NASA scientists said Thursday that they had discovered and developed bacteria that eat and grow on a diet of arsenic, redefining what scientists believe constitutes life.
The arsenic is important because it takes the place of phosphorus, one of the six elements considered essential for life.
(The others: carbon, oxygen, nitrogen, hydrogen and sulfur.)
The big picture: the discovery means organisms can exist in the universe -- or even here on Earth -- using biochemical processes beyond the scope of currently accepted science.
In other words, it's as if we suddenly realized there were 27, not 26, letters of the English alphabet: all sorts of possibilities exist that didn't before.
The bacteria, taken from the bottom of Mono Lake in California, was grown in the lab using a mixture containing arsenic. A research team led by NASA astrobiology fellow Felisa Wolfe-Simon observed the bacteria slowly swap atoms of phosphorus for those of arsenic.
To date, no bacterium has been observed without the six basic elements.
From a chemical standpoint, arsenic is related to phosphorous, which plays a key role in how organisms store energy. It's directly beneath phosphorus on the periodic table of elements, sharing several properties.
The discovery resonates with NASA's space missions seeking extraterrestrial life, which until now filtered out information about chemical reactions that didn't adhere to commonly-accepted expectations about what defines life.
In effect, it means we may have to revisit previous searches for life and broaden the scope.

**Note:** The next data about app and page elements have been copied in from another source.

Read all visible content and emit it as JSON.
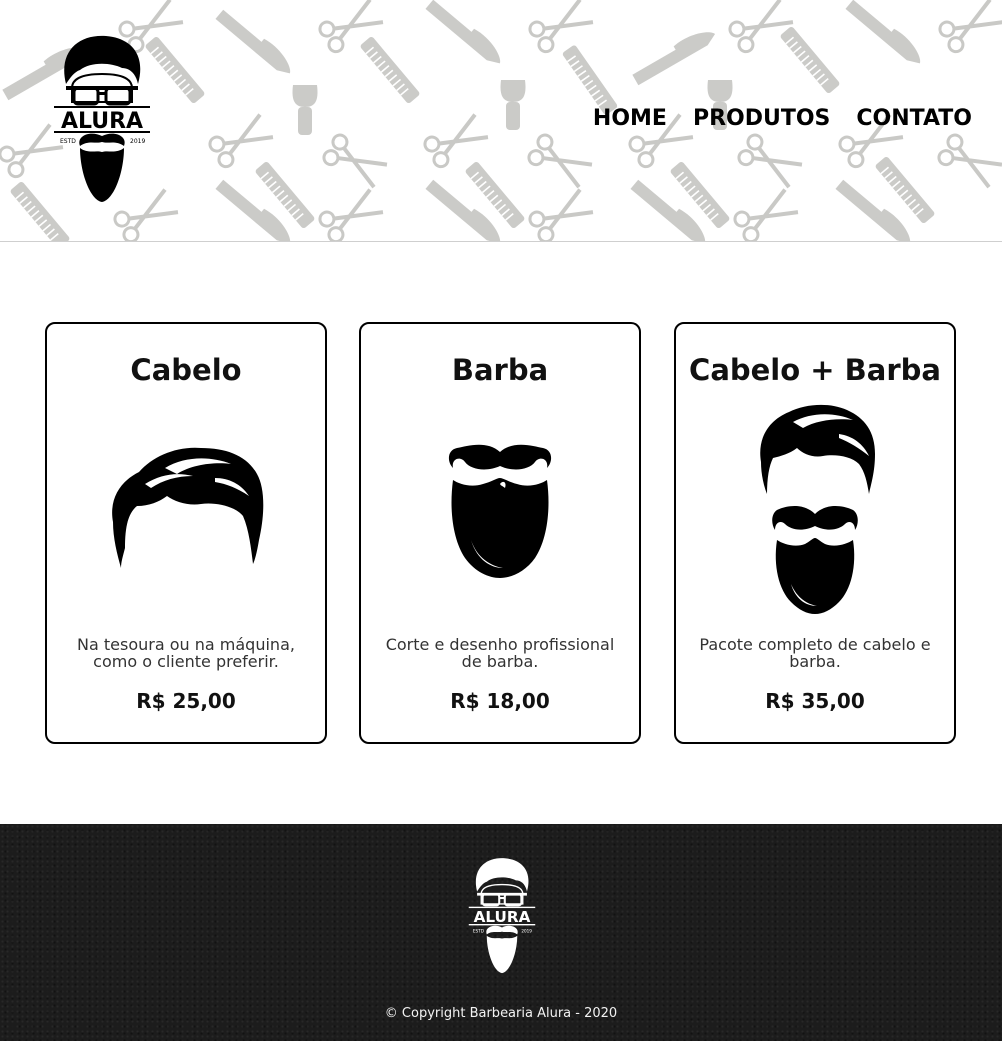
{
  "header": {
    "logo": {
      "name": "ALURA",
      "est_label": "ESTD",
      "year": "2019"
    },
    "nav": [
      {
        "label": "HOME"
      },
      {
        "label": "PRODUTOS"
      },
      {
        "label": "CONTATO"
      }
    ]
  },
  "products": [
    {
      "title": "Cabelo",
      "icon": "hair-icon",
      "description": "Na tesoura ou na máquina, como o cliente preferir.",
      "price": "R$ 25,00"
    },
    {
      "title": "Barba",
      "icon": "beard-icon",
      "description": "Corte e desenho profissional de barba.",
      "price": "R$ 18,00"
    },
    {
      "title": "Cabelo + Barba",
      "icon": "hair-and-beard-icon",
      "description": "Pacote completo de cabelo e barba.",
      "price": "R$ 35,00"
    }
  ],
  "footer": {
    "logo": {
      "name": "ALURA",
      "est_label": "ESTD",
      "year": "2019"
    },
    "copyright": "© Copyright Barbearia Alura - 2020"
  },
  "colors": {
    "text": "#000000",
    "footer_bg": "#1c1c1c",
    "pattern": "#cccccc",
    "card_border": "#000000"
  }
}
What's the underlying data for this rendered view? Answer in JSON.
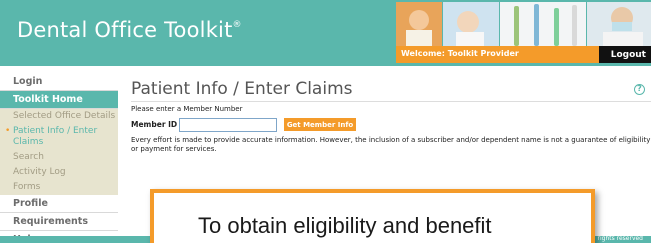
{
  "header": {
    "app_title": "Dental Office Toolkit",
    "trademark": "®",
    "welcome_text": "Welcome: Toolkit Provider",
    "logout_label": "Logout"
  },
  "sidebar": {
    "items": [
      {
        "label": "Login"
      },
      {
        "label": "Toolkit Home"
      },
      {
        "label": "Selected Office Details"
      },
      {
        "label": "Patient Info / Enter Claims"
      },
      {
        "label": "Search"
      },
      {
        "label": "Activity Log"
      },
      {
        "label": "Forms"
      },
      {
        "label": "Profile"
      },
      {
        "label": "Requirements"
      },
      {
        "label": "Help"
      }
    ]
  },
  "main": {
    "page_title": "Patient Info / Enter Claims",
    "help_icon_glyph": "?",
    "prompt": "Please enter a Member Number",
    "member_label": "Member ID",
    "member_value": "",
    "get_button_label": "Get Member Info",
    "disclaimer": "Every effort is made to provide accurate information. However, the inclusion of a subscriber and/or dependent name is not a guarantee of eligibility or payment for services."
  },
  "footer": {
    "text": "rights reserved"
  },
  "callout": {
    "text": "To obtain eligibility and benefit"
  },
  "colors": {
    "teal": "#5ab7ac",
    "orange": "#f49b2a",
    "sidebar_sub_bg": "#e7e4cf"
  },
  "icons": {
    "help": "help-icon",
    "photos": "header-photo-strip"
  }
}
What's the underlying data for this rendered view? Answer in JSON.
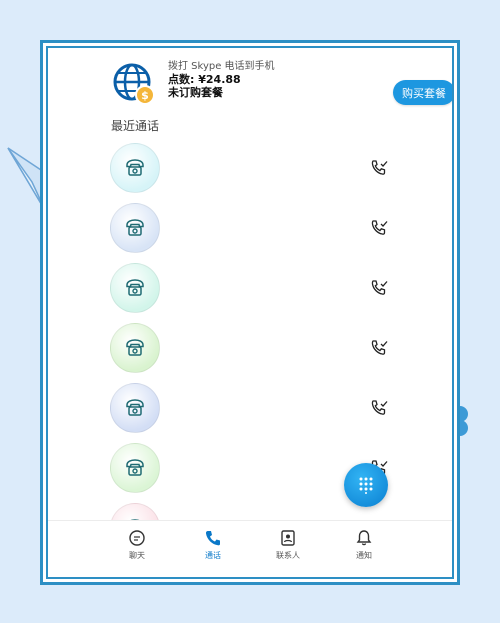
{
  "promo": {
    "line1": "拨打 Skype 电话到手机",
    "line2": "点数: ¥24.88",
    "line3": "未订购套餐",
    "button": "购买套餐"
  },
  "recent_title": "最近通话",
  "calls": [
    {
      "avatar_color": "#d6f4f8"
    },
    {
      "avatar_color": "#d8e4f6"
    },
    {
      "avatar_color": "#d2f5ea"
    },
    {
      "avatar_color": "#d9f3cf"
    },
    {
      "avatar_color": "#d3def5"
    },
    {
      "avatar_color": "#dbf5d5"
    },
    {
      "avatar_color": "#fbe0e6"
    }
  ],
  "tabs": {
    "chat": "聊天",
    "calls": "通话",
    "contacts": "联系人",
    "notifications": "通知"
  },
  "colors": {
    "accent": "#1d97e0",
    "frame": "#2d8fc4",
    "background": "#dcebfa"
  }
}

The researchers will publish their findings Friday in Science.
This post was originally published on Smartplanet.com